→ **Information supplied**:
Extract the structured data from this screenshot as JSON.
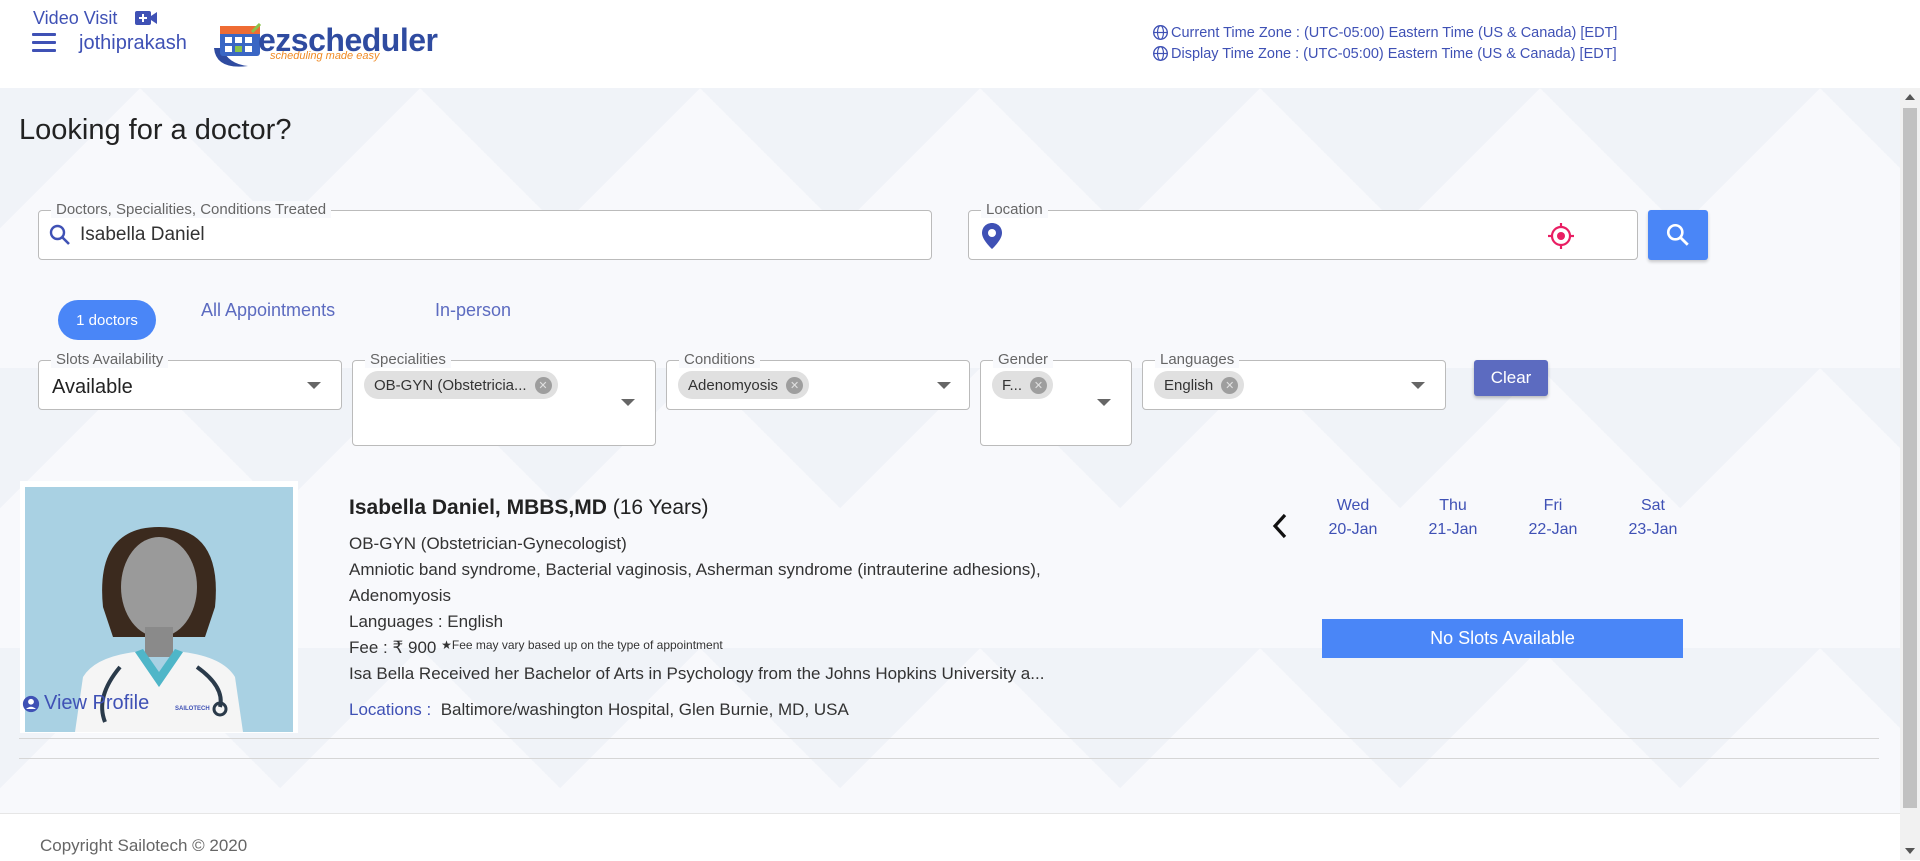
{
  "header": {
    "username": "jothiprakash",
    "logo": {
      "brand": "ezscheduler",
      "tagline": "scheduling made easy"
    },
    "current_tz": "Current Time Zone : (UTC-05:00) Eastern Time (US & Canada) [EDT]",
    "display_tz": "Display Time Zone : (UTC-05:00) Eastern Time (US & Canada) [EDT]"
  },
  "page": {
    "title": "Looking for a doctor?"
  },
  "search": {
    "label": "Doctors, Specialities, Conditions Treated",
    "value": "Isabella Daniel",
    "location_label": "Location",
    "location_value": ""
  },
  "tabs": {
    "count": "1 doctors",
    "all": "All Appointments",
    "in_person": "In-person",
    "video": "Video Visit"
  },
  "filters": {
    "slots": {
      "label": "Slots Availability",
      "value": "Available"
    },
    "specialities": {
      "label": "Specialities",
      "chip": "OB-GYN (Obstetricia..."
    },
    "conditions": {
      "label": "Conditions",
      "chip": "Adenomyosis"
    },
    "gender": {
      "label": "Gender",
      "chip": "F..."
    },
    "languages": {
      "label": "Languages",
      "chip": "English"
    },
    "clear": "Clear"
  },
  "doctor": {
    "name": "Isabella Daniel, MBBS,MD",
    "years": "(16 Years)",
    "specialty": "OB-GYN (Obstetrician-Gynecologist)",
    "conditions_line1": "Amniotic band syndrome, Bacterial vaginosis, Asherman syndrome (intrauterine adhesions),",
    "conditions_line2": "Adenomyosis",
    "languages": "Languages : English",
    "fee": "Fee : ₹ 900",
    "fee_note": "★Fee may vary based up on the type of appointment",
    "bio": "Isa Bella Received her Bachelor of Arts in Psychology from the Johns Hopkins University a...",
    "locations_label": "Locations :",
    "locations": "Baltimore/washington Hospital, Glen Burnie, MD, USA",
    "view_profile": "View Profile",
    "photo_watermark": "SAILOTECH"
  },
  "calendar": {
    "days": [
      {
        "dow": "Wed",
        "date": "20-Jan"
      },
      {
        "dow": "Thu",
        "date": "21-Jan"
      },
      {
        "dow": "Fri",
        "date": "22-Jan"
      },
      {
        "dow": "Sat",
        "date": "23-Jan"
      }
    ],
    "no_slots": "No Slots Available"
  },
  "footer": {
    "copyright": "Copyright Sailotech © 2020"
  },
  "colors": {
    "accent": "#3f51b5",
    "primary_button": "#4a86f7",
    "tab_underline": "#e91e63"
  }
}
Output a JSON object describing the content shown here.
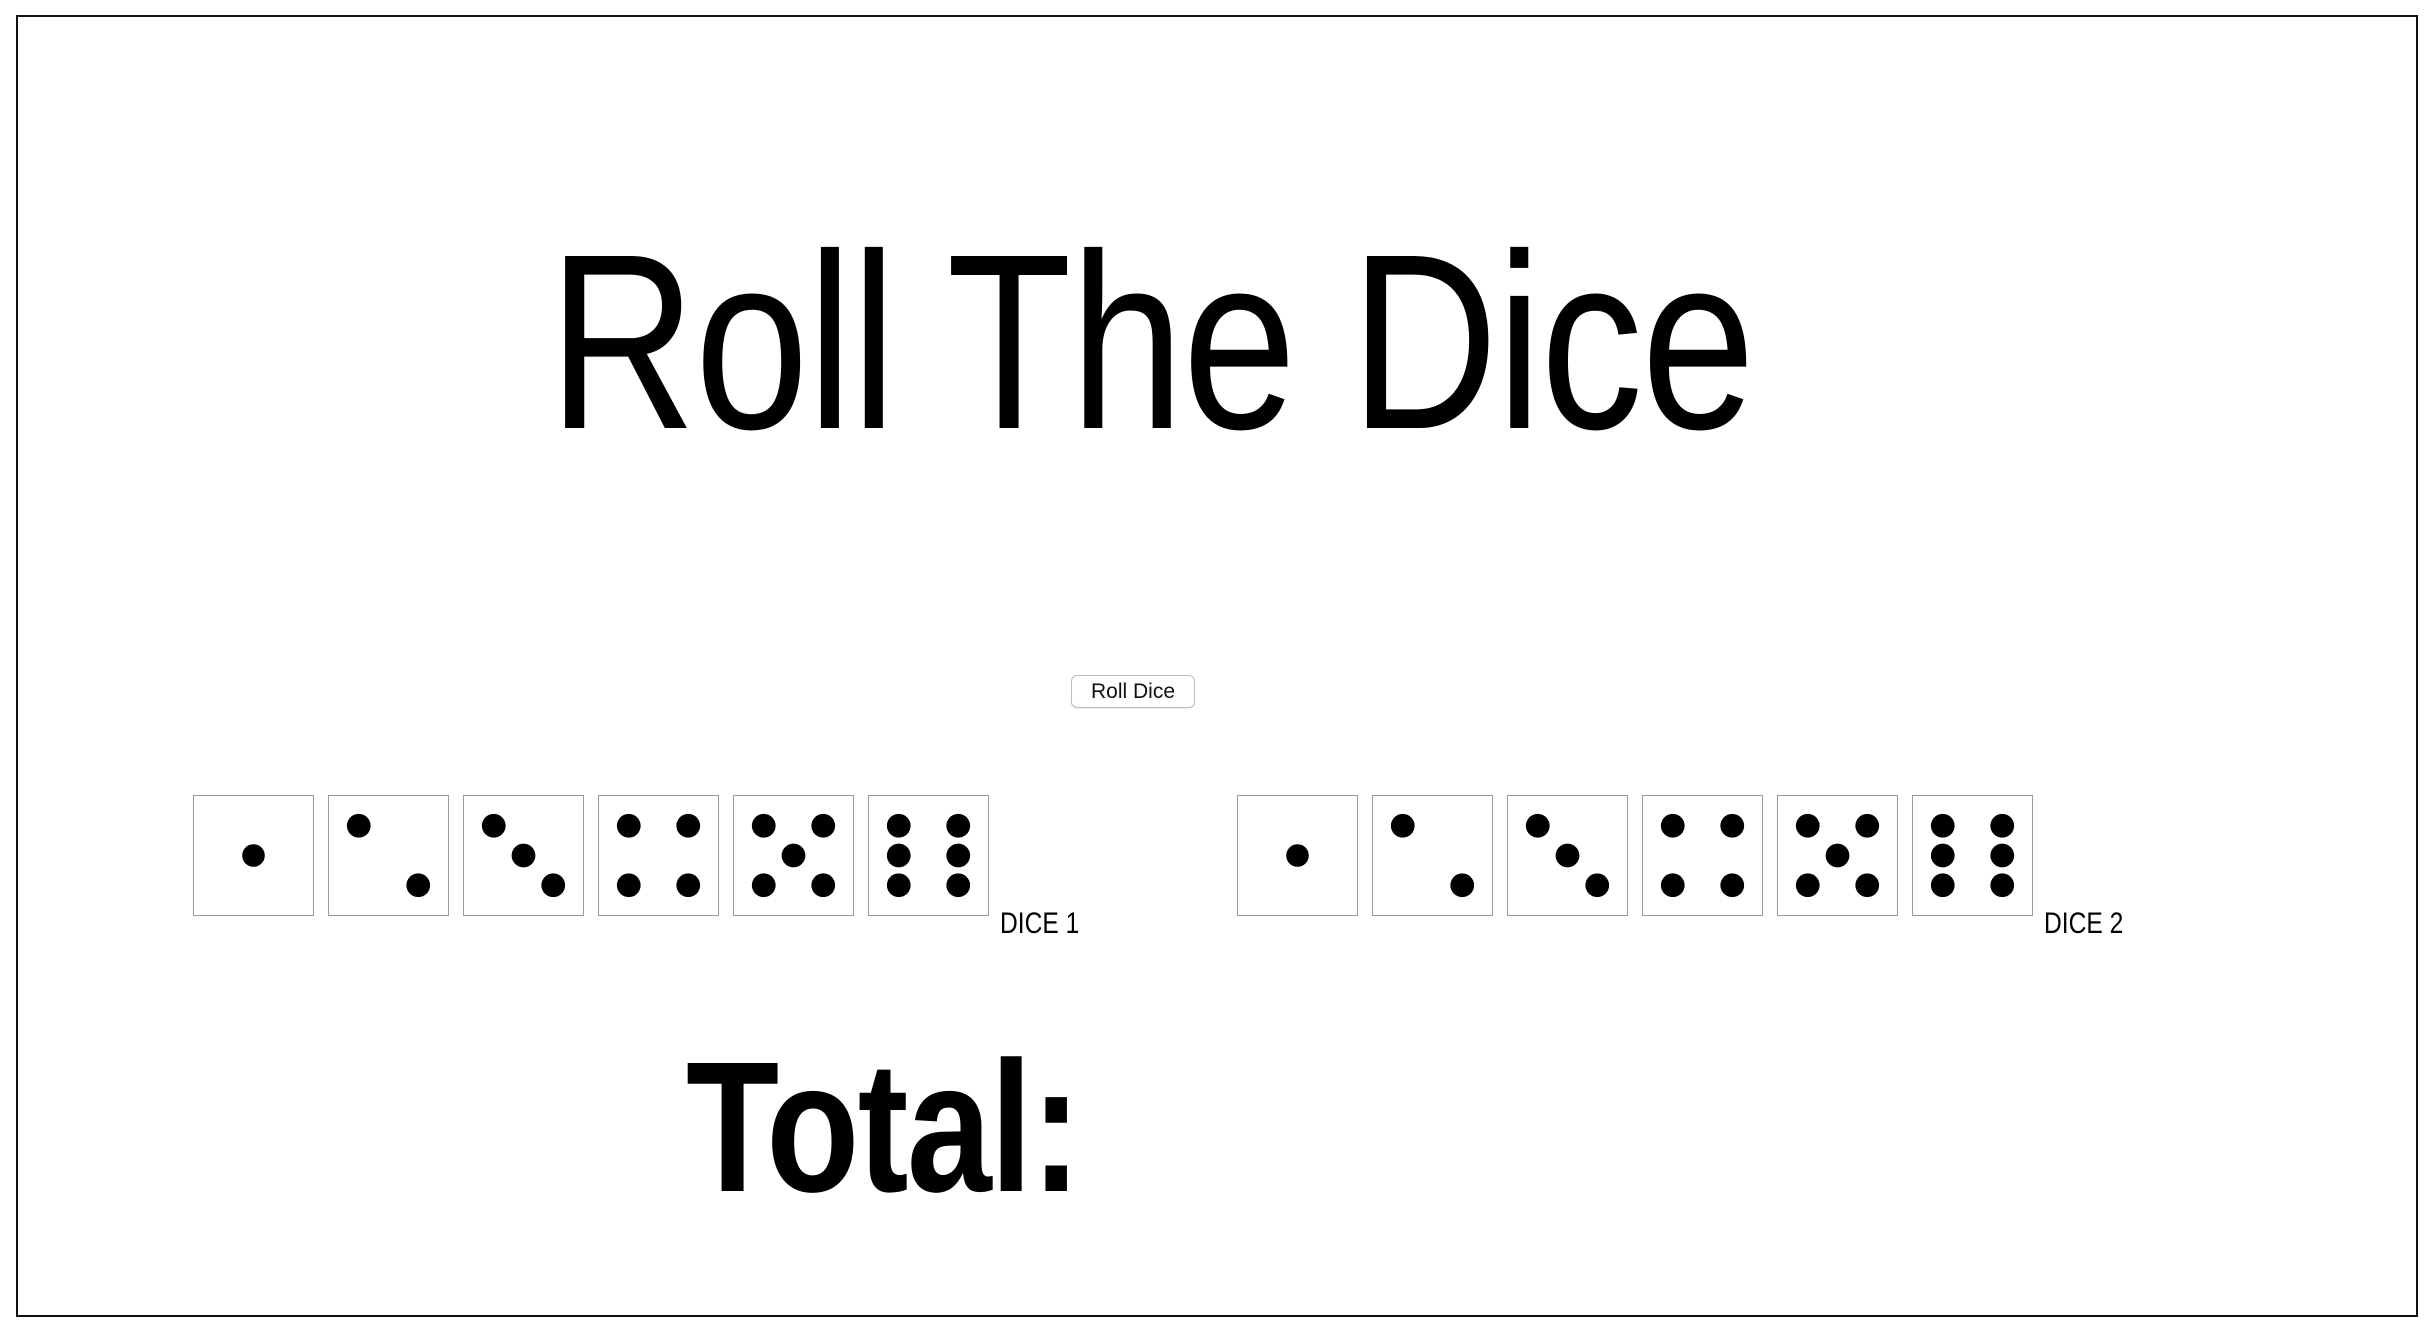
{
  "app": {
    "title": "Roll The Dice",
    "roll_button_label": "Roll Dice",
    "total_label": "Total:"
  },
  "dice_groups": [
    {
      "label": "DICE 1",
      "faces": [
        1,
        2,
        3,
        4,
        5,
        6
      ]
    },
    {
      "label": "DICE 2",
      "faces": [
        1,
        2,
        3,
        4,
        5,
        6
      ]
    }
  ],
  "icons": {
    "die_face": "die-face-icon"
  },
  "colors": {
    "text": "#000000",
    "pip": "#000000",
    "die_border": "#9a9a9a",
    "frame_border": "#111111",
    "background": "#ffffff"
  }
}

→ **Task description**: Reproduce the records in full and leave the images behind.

→ **Exercise response**:
Extract the structured data from this screenshot as JSON.
{
  "header": {
    "username": "jothiprakash",
    "logo": {
      "brand": "ezscheduler",
      "tagline": "scheduling made easy"
    },
    "current_tz": "Current Time Zone : (UTC-05:00) Eastern Time (US & Canada) [EDT]",
    "display_tz": "Display Time Zone : (UTC-05:00) Eastern Time (US & Canada) [EDT]"
  },
  "page": {
    "title": "Looking for a doctor?"
  },
  "search": {
    "label": "Doctors, Specialities, Conditions Treated",
    "value": "Isabella Daniel",
    "location_label": "Location",
    "location_value": ""
  },
  "tabs": {
    "count": "1 doctors",
    "all": "All Appointments",
    "in_person": "In-person",
    "video": "Video Visit"
  },
  "filters": {
    "slots": {
      "label": "Slots Availability",
      "value": "Available"
    },
    "specialities": {
      "label": "Specialities",
      "chip": "OB-GYN (Obstetricia..."
    },
    "conditions": {
      "label": "Conditions",
      "chip": "Adenomyosis"
    },
    "gender": {
      "label": "Gender",
      "chip": "F..."
    },
    "languages": {
      "label": "Languages",
      "chip": "English"
    },
    "clear": "Clear"
  },
  "doctor": {
    "name": "Isabella Daniel, MBBS,MD",
    "years": "(16 Years)",
    "specialty": "OB-GYN (Obstetrician-Gynecologist)",
    "conditions_line1": "Amniotic band syndrome, Bacterial vaginosis, Asherman syndrome (intrauterine adhesions),",
    "conditions_line2": "Adenomyosis",
    "languages": "Languages : English",
    "fee": "Fee : ₹ 900",
    "fee_note": "★Fee may vary based up on the type of appointment",
    "bio": "Isa Bella Received her Bachelor of Arts in Psychology from the Johns Hopkins University a...",
    "locations_label": "Locations :",
    "locations": "Baltimore/washington Hospital, Glen Burnie, MD, USA",
    "view_profile": "View Profile",
    "photo_watermark": "SAILOTECH"
  },
  "calendar": {
    "days": [
      {
        "dow": "Wed",
        "date": "20-Jan"
      },
      {
        "dow": "Thu",
        "date": "21-Jan"
      },
      {
        "dow": "Fri",
        "date": "22-Jan"
      },
      {
        "dow": "Sat",
        "date": "23-Jan"
      }
    ],
    "no_slots": "No Slots Available"
  },
  "footer": {
    "copyright": "Copyright Sailotech © 2020"
  },
  "colors": {
    "accent": "#3f51b5",
    "primary_button": "#4a86f7",
    "tab_underline": "#e91e63"
  }
}
Output a JSON object describing the content shown here.
{
  "app": {
    "title": "Roll The Dice",
    "roll_button_label": "Roll Dice",
    "total_label": "Total:"
  },
  "dice_groups": [
    {
      "label": "DICE 1",
      "faces": [
        1,
        2,
        3,
        4,
        5,
        6
      ]
    },
    {
      "label": "DICE 2",
      "faces": [
        1,
        2,
        3,
        4,
        5,
        6
      ]
    }
  ],
  "icons": {
    "die_face": "die-face-icon"
  },
  "colors": {
    "text": "#000000",
    "pip": "#000000",
    "die_border": "#9a9a9a",
    "frame_border": "#111111",
    "background": "#ffffff"
  }
}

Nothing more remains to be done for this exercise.